Marie-Jean-Antoine-Nicolas Caritat, the Marquis de Condorcet (1743-1794), was a mathematician, a farseeing social and educational reformer, a champion of women's and minority rights, and the last of the illustrious line of philosophies who graced eighteenth century France and enriched the world with the message of 'enlightenment'. Following the French Revolution, Condorcet was entrusted with drafting a constitution for France. But a dispute with the French National Convention forced Condorcet to flee for his life. While in hiding, he wrote the Sketch for a Historical Picture of the Progress of the Human Mind, a work addressed to the proposition that the human race is progressing, through reason and science, toward an ultimate state of perfection. Edward Goodell examines the life and work of this remarkable man, who in many respects was two hundred years ahead of his time. He lays special emphasis on the Sketch, which traces the gradual liberation of the human mind through nine historical stages, culminating in the achievement of freedom in the Age of Enlightenment.

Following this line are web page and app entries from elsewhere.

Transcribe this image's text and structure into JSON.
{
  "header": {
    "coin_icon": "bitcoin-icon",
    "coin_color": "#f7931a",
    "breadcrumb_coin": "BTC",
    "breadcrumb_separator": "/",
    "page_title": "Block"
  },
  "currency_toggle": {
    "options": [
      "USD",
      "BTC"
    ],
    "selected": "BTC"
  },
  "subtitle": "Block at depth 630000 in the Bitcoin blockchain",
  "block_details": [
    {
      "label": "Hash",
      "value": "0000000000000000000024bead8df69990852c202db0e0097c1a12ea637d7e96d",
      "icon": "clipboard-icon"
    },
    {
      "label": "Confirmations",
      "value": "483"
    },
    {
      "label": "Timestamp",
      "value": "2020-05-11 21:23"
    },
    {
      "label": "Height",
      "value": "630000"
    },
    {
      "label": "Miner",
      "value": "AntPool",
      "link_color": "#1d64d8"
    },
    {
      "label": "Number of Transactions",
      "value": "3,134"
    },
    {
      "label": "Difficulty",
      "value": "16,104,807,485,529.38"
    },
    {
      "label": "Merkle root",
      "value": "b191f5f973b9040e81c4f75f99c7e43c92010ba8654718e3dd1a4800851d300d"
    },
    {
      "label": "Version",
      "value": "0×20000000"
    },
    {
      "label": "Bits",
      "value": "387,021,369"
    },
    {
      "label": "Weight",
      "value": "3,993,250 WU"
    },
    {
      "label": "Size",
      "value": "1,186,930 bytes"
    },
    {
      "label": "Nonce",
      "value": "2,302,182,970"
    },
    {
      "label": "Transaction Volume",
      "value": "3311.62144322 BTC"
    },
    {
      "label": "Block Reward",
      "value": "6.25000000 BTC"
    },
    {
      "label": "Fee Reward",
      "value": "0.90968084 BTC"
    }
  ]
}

Goodell also discusses the circumstances of Condorcet's birth and upbringing; his many contributions to the Enlightenment; and, the historical, intellectual, and personal influences that shaped the career of this eighteenth-century revolutionary. Included in this engrossing portrait of the Age of Reason are biographies of its leading luminaries: Voltaire, d'Alembert, Turgot, Diderot, Julie de Lespinasse, and others. The Noble Philosopher is a fitting tribute to an extraordinary thinker on the bi-centenary of his death.